• --tokenizer_filepath = File path to the pytorch model (.pt) file containing the correct tokenizer to be used with the model_filepath.

• --embedding_filepath = File path to the pytorch model (.pt) file containing the correct embedding to be used with the model_filepath.

• --result_filepath = The path to the output result file where the probability [0, 1] (floating point value in the range of 0 to 1 inclusive) of the aforementioned model file being poisoned is to be written as text (not binary). For example, “0.75”. No other data should be written to this file. If the test server cannot parse your results file, the default probability of 0.5 will be substituted. If any parse errors occur, they will be listed on the leaderboard webpage.

• --scratch_dirpath = The path to a directory (empty folder) where temporary data can be written during the evaluation of the model file.

• --examples_dirpath = The path to a directory containing a few example text files for each of the classes the model is trained to classify. Names are of the format “class_2_example_35.txt”.

## Container API (Round 1-4)¶

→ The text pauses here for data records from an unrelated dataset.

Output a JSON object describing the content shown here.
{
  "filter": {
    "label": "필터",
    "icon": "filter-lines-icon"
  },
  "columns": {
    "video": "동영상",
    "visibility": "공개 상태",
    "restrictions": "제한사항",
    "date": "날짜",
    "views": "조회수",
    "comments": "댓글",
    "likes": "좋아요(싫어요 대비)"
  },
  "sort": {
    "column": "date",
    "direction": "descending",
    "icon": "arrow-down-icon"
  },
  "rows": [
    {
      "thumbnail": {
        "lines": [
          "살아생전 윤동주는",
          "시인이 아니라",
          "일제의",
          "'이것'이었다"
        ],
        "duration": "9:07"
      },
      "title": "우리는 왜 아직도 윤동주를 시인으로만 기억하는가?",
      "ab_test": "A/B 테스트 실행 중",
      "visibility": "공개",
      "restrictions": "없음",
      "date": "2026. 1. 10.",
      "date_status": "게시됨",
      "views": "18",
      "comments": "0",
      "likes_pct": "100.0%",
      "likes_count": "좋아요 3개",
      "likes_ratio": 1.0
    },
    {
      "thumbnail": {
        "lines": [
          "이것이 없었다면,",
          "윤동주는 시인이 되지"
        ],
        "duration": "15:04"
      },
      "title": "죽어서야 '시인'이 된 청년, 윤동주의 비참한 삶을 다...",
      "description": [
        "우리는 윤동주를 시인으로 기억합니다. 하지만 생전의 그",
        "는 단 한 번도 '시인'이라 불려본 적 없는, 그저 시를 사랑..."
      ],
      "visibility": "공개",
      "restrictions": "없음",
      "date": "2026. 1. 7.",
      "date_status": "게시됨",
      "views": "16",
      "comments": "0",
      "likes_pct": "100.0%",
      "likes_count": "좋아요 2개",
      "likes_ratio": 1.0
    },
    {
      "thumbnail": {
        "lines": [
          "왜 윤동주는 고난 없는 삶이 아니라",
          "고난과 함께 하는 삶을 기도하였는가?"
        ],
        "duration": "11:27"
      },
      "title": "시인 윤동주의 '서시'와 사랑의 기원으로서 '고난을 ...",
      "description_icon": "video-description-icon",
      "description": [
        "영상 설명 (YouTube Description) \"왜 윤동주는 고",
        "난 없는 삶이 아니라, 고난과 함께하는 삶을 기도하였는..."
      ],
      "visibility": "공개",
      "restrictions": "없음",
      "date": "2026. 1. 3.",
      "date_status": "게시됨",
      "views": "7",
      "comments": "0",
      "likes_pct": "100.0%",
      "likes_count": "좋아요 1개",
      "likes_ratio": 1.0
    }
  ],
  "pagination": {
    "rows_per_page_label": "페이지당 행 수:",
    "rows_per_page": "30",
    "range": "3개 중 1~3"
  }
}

Containers submitted to the NIST Test and Evaluation server will be launched using the following API.

• --model_filepath = The path to the model file to be evaluated.

• --result_filepath = The path to the output result file where the probability [0, 1] (floating point value in the range of 0 to 1 inclusive) of the aforementioned model file being poisoned is to be written as text (not binary). For example, “0.75”. No other data should be written to this file. If the test server cannot parse your results file, the default probability of 0.5 will be substituted. If any parse errors occur, they will be listed on the leaderboard webpage.

• --scratch_dirpath = The path to a directory (empty folder) where temporary data can be written during the evaluation of the model file.

• --examples_dirpath = The path to a directory containing a few example png images for each of the classes the model is trained to classify. Names are of the format “class_2_example_35.png”.

## Output Files¶

When your submission is executed, the output logs are uploaded to the TrojAI NIST Google Drive upon completion. That log file is then shared with just your team email (the logs are not posted publicly).

Note: when running on the ES all logging from your Singularity container will be suppressed to prevent data exfiltration from the sequestered dataset.

The log will be named <team name>.sts.log.txt or <team name>.es.log.txt depending on which server the job ran on (Smoke Test Server = STS, or Evaluation Server = ES).

Additionally, the full confusion matrix resulting from sweeping the detection threshold over [0.0, 1.0] with a step of 0.01 will be uploaded and shared with your submitting email. This confusion matrix can be plotted as a ROC curve by plotting FPR on the x axis and TPR on the y axis; and turned into the ROC AUC value using:

import sklean.metrics
roc_auc = sklearn.metrics.auc(FPR, TPR)


The log and confusion files will be overwritten by subsequent submission evaluation runs. So if you want a persistent copy, download and rename the file from Google Drive before your next submission.